The response should consist of the records, reproduced exactly.

Data supplied:
>>>>

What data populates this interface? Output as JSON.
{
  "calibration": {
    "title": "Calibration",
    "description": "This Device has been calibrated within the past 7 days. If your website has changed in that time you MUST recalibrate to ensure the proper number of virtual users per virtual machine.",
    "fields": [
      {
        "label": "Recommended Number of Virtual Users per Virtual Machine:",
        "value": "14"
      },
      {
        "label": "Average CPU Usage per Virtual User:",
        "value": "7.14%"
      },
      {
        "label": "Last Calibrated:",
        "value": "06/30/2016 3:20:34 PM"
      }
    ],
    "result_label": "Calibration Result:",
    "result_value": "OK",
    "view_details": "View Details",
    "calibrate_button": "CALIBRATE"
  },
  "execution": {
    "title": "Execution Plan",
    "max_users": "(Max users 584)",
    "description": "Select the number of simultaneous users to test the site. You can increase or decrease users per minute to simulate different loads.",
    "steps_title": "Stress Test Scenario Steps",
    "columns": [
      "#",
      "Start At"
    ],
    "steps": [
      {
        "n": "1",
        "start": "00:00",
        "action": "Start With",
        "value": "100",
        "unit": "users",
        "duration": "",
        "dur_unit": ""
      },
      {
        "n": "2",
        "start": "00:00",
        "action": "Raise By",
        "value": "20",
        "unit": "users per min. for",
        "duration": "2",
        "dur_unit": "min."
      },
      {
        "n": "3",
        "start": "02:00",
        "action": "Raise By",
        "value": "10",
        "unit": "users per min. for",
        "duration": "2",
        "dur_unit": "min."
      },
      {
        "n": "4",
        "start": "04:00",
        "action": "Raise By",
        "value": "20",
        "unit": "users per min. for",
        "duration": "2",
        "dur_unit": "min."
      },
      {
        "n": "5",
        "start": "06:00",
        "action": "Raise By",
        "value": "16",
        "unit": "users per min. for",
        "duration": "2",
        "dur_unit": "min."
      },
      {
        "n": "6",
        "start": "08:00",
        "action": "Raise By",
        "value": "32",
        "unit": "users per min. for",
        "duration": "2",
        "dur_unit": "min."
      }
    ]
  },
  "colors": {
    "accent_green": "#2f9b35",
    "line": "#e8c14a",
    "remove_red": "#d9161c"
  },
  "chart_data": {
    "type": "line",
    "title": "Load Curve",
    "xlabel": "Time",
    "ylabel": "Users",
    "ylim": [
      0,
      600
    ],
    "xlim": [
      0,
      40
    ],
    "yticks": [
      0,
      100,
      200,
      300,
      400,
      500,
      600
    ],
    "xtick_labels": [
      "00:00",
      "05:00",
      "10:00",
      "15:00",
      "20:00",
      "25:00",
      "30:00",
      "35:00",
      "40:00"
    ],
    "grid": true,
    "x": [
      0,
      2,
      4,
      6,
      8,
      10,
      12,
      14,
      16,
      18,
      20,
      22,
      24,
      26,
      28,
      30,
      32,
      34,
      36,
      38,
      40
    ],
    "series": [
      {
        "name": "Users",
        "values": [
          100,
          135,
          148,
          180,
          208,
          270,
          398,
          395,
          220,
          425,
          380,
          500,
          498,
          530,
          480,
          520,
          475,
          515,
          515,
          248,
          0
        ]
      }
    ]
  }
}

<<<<

Exercise result:
What data populates this interface? Output as JSON.
{
  "calibration": {
    "title": "Calibration",
    "description": "This Device has been calibrated within the past 7 days. If your website has changed in that time you MUST recalibrate to ensure the proper number of virtual users per virtual machine.",
    "fields": [
      {
        "label": "Recommended Number of Virtual Users per Virtual Machine:",
        "value": "14"
      },
      {
        "label": "Average CPU Usage per Virtual User:",
        "value": "7.14%"
      },
      {
        "label": "Last Calibrated:",
        "value": "06/30/2016 3:20:34 PM"
      }
    ],
    "result_label": "Calibration Result:",
    "result_value": "OK",
    "view_details": "View Details",
    "calibrate_button": "CALIBRATE"
  },
  "execution": {
    "title": "Execution Plan",
    "max_users": "(Max users 584)",
    "description": "Select the number of simultaneous users to test the site. You can increase or decrease users per minute to simulate different loads.",
    "steps_title": "Stress Test Scenario Steps",
    "columns": [
      "#",
      "Start At"
    ],
    "steps": [
      {
        "n": "1",
        "start": "00:00",
        "action": "Start With",
        "value": "100",
        "unit": "users",
        "duration": "",
        "dur_unit": ""
      },
      {
        "n": "2",
        "start": "00:00",
        "action": "Raise By",
        "value": "20",
        "unit": "users per min. for",
        "duration": "2",
        "dur_unit": "min."
      },
      {
        "n": "3",
        "start": "02:00",
        "action": "Raise By",
        "value": "10",
        "unit": "users per min. for",
        "duration": "2",
        "dur_unit": "min."
      },
      {
        "n": "4",
        "start": "04:00",
        "action": "Raise By",
        "value": "20",
        "unit": "users per min. for",
        "duration": "2",
        "dur_unit": "min."
      },
      {
        "n": "5",
        "start": "06:00",
        "action": "Raise By",
        "value": "16",
        "unit": "users per min. for",
        "duration": "2",
        "dur_unit": "min."
      },
      {
        "n": "6",
        "start": "08:00",
        "action": "Raise By",
        "value": "32",
        "unit": "users per min. for",
        "duration": "2",
        "dur_unit": "min."
      }
    ]
  },
  "colors": {
    "accent_green": "#2f9b35",
    "line": "#e8c14a",
    "remove_red": "#d9161c"
  },
  "chart_data": {
    "type": "line",
    "title": "Load Curve",
    "xlabel": "Time",
    "ylabel": "Users",
    "ylim": [
      0,
      600
    ],
    "xlim": [
      0,
      40
    ],
    "yticks": [
      0,
      100,
      200,
      300,
      400,
      500,
      600
    ],
    "xtick_labels": [
      "00:00",
      "05:00",
      "10:00",
      "15:00",
      "20:00",
      "25:00",
      "30:00",
      "35:00",
      "40:00"
    ],
    "grid": true,
    "x": [
      0,
      2,
      4,
      6,
      8,
      10,
      12,
      14,
      16,
      18,
      20,
      22,
      24,
      26,
      28,
      30,
      32,
      34,
      36,
      38,
      40
    ],
    "series": [
      {
        "name": "Users",
        "values": [
          100,
          135,
          148,
          180,
          208,
          270,
          398,
          395,
          220,
          425,
          380,
          500,
          498,
          530,
          480,
          520,
          475,
          515,
          515,
          248,
          0
        ]
      }
    ]
  }
}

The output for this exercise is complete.